Say the word Matsuri, and I will smile. Matsuri is the Japanese word for festival.
It is a time when humans thank and pray to the resident deities (known as kami) of Japan.
This is not typically a Buddhist festival (though there are a few that
|The most common matsuri are the spring and autumn rice festivals. Rice is
still the national food, and the kami of rice is the kami of fertility, so it's an
The kami is invited to inhabit a portable shrine, called a mikoshi. This mikoshi is paraded around town, to spread the power of the kami. The kami loves a good time, so this is not a stately procession. It's a noisy, boisterous celebration marked by a healthy blend of chanting, yelling, sweating, drinking, and flirting (remember, this is also a fertility festival).
On the night that I returned from climbing Mt. Fuji, I stumbled on the
Tachikawa Matsuri. An older man insisted on dragging me and my burning, aching calves into
I carried as long as I could, at least 30 or 40 seconds, and then backed
out. No way, he took me to another mikoshi, then another, then a final one. He listened to
me describe the pain in my legs from climbing Mt. Fuji, then nodded and ran off. I thought
I scared him away.
I slept well that night.
Matsuri are never boring. We probably attended a couple dozen. Some are wild, with fighting shrines. Some are stately with hundred year old carts displaying silk cloth. Some are at night, some at day. Some involve fire or water, depending on the gods involved. The procession can have drummers, musicians, dancers, and priests, so there are a lot of photo opportunities.

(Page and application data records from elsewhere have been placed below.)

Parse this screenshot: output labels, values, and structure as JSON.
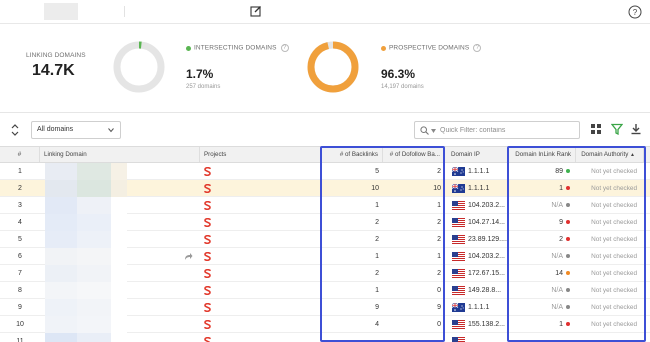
{
  "header": {
    "edit_icon": "edit-icon",
    "help_icon": "help-icon"
  },
  "summary": {
    "linking": {
      "label": "LINKING DOMAINS",
      "value": "14.7K"
    },
    "intersecting": {
      "label": "INTERSECTING DOMAINS",
      "value": "1.7%",
      "sub": "257 domains",
      "color": "#5ab552",
      "fraction": 0.017
    },
    "prospective": {
      "label": "PROSPECTIVE DOMAINS",
      "value": "96.3%",
      "sub": "14,197 domains",
      "color": "#f0a03c",
      "fraction": 0.963
    },
    "help_icon_glyph": "?"
  },
  "filter": {
    "select_value": "All domains",
    "quick_filter_placeholder": "Quick Filter: contains"
  },
  "table": {
    "headers": {
      "num": "#",
      "linking_domain": "Linking Domain",
      "projects": "Projects",
      "backlinks": "# of Backlinks",
      "dofollow": "# of Dofollow Ba...",
      "ip": "Domain IP",
      "inlink_rank": "Domain InLink Rank",
      "authority": "Domain Authority"
    },
    "rows": [
      {
        "num": "1",
        "backlinks": "5",
        "dofollow": "2",
        "flag": "au",
        "ip": "1.1.1.1",
        "rank": "89",
        "rank_color": "#3fb24f",
        "authority": "Not yet checked"
      },
      {
        "num": "2",
        "backlinks": "10",
        "dofollow": "10",
        "flag": "au",
        "ip": "1.1.1.1",
        "rank": "1",
        "rank_color": "#e0302f",
        "authority": "Not yet checked",
        "selected": true
      },
      {
        "num": "3",
        "backlinks": "1",
        "dofollow": "1",
        "flag": "us",
        "ip": "104.203.2...",
        "rank": "N/A",
        "rank_color": "#888888",
        "authority": "Not yet checked"
      },
      {
        "num": "4",
        "backlinks": "2",
        "dofollow": "2",
        "flag": "us",
        "ip": "104.27.14...",
        "rank": "9",
        "rank_color": "#e0302f",
        "authority": "Not yet checked"
      },
      {
        "num": "5",
        "backlinks": "2",
        "dofollow": "2",
        "flag": "us",
        "ip": "23.89.129....",
        "rank": "2",
        "rank_color": "#e0302f",
        "authority": "Not yet checked"
      },
      {
        "num": "6",
        "backlinks": "1",
        "dofollow": "1",
        "flag": "us",
        "ip": "104.203.2...",
        "rank": "N/A",
        "rank_color": "#888888",
        "authority": "Not yet checked"
      },
      {
        "num": "7",
        "backlinks": "2",
        "dofollow": "2",
        "flag": "us",
        "ip": "172.67.15...",
        "rank": "14",
        "rank_color": "#f08a24",
        "authority": "Not yet checked"
      },
      {
        "num": "8",
        "backlinks": "1",
        "dofollow": "0",
        "flag": "us",
        "ip": "149.28.8...",
        "rank": "N/A",
        "rank_color": "#888888",
        "authority": "Not yet checked"
      },
      {
        "num": "9",
        "backlinks": "9",
        "dofollow": "9",
        "flag": "au",
        "ip": "1.1.1.1",
        "rank": "N/A",
        "rank_color": "#888888",
        "authority": "Not yet checked"
      },
      {
        "num": "10",
        "backlinks": "4",
        "dofollow": "0",
        "flag": "us",
        "ip": "155.138.2...",
        "rank": "1",
        "rank_color": "#e0302f",
        "authority": "Not yet checked"
      },
      {
        "num": "11",
        "backlinks": "",
        "dofollow": "",
        "flag": "us",
        "ip": "",
        "rank": "",
        "rank_color": "#888888",
        "authority": ""
      }
    ]
  }
}
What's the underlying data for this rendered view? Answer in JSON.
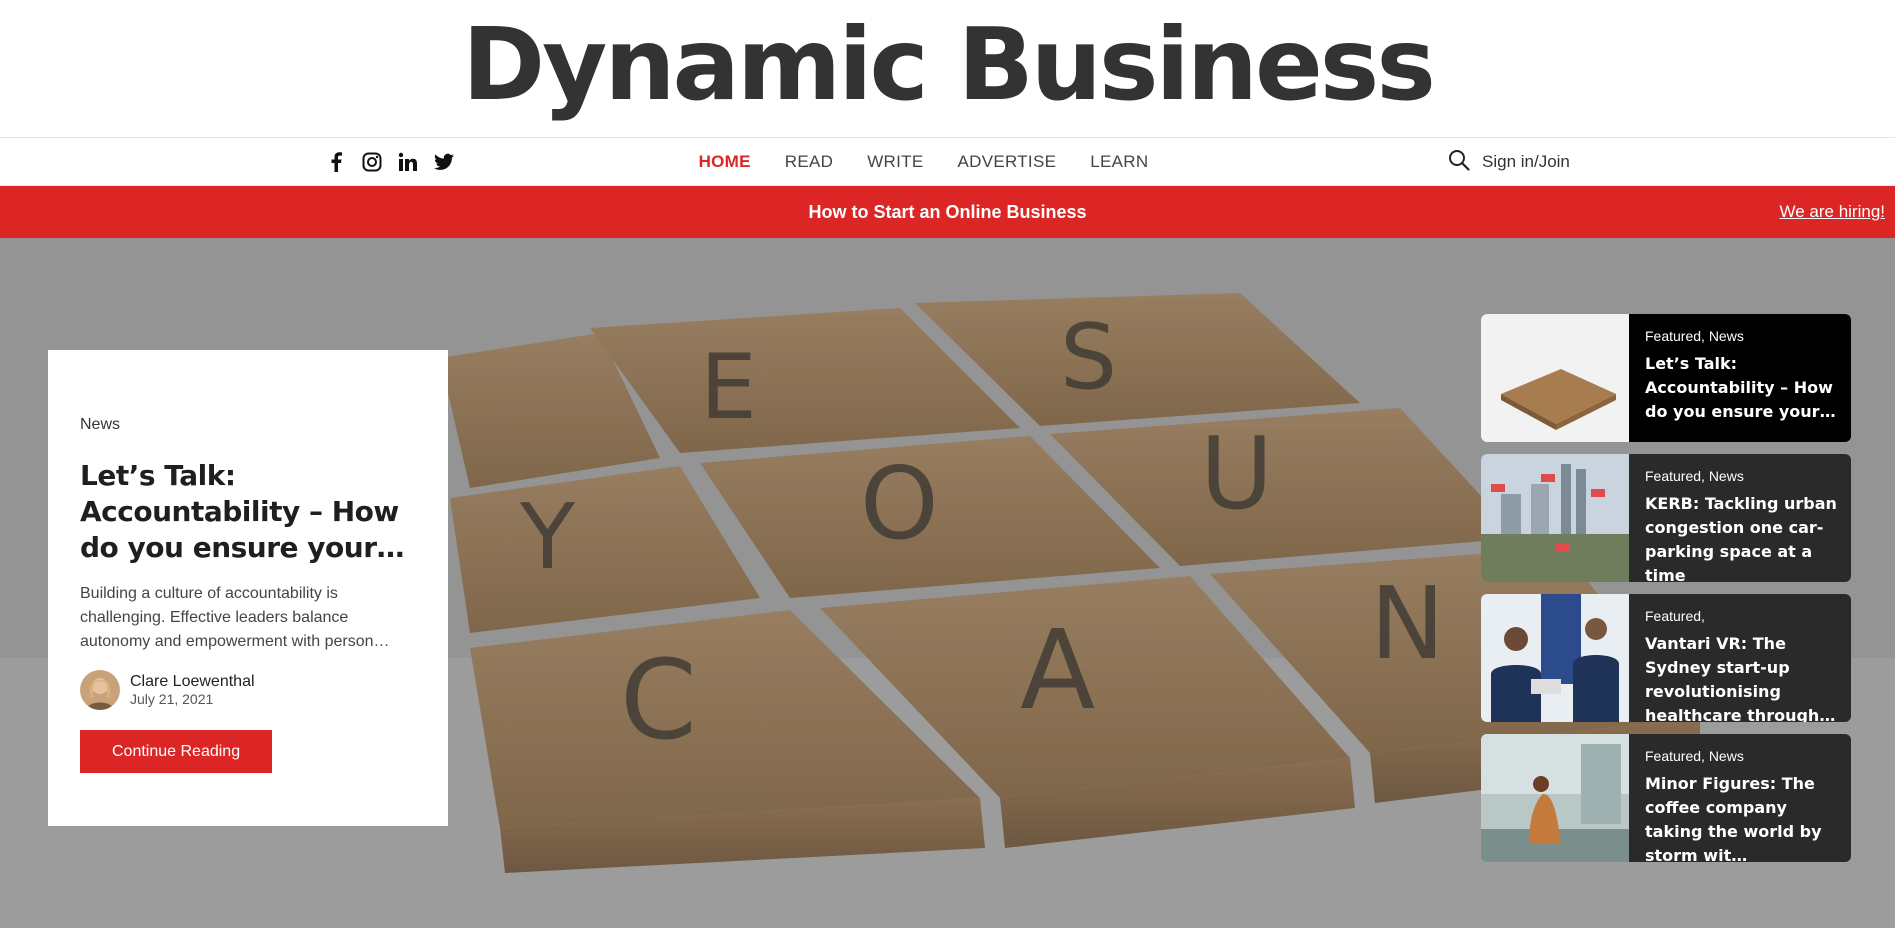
{
  "brand": {
    "logo": "Dynamic Business"
  },
  "social": {
    "icons": [
      "facebook-icon",
      "instagram-icon",
      "linkedin-icon",
      "twitter-icon"
    ]
  },
  "nav": {
    "items": [
      {
        "label": "HOME",
        "active": true
      },
      {
        "label": "READ",
        "active": false
      },
      {
        "label": "WRITE",
        "active": false
      },
      {
        "label": "ADVERTISE",
        "active": false
      },
      {
        "label": "LEARN",
        "active": false
      }
    ],
    "signin": "Sign in/Join"
  },
  "banner": {
    "promo": "How to Start an Online Business",
    "hiring": "We are hiring!"
  },
  "featured": {
    "category": "News",
    "title": "Let’s Talk: Accountability – How do you ensure your…",
    "excerpt": "Building a culture of accountability is challenging. Effective leaders balance autonomy and empowerment with person…",
    "author": "Clare Loewenthal",
    "date": "July 21, 2021",
    "cta": "Continue Reading"
  },
  "sidebar": {
    "items": [
      {
        "categories": "Featured, News",
        "title": "Let’s Talk: Accountability – How do you ensure your…"
      },
      {
        "categories": "Featured, News",
        "title": "KERB: Tackling urban congestion one car-parking space at a time"
      },
      {
        "categories": "Featured,",
        "title": "Vantari VR: The Sydney start-up revolutionising healthcare through…"
      },
      {
        "categories": "Featured, News",
        "title": "Minor Figures: The coffee company taking the world by storm wit…"
      }
    ]
  },
  "colors": {
    "accent": "#dc2626",
    "text": "#333333"
  }
}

I can happily report that this is not a dying tradition. While many things change in Japan, I cannot picture the day when matsuri are not an important part of Japanese life.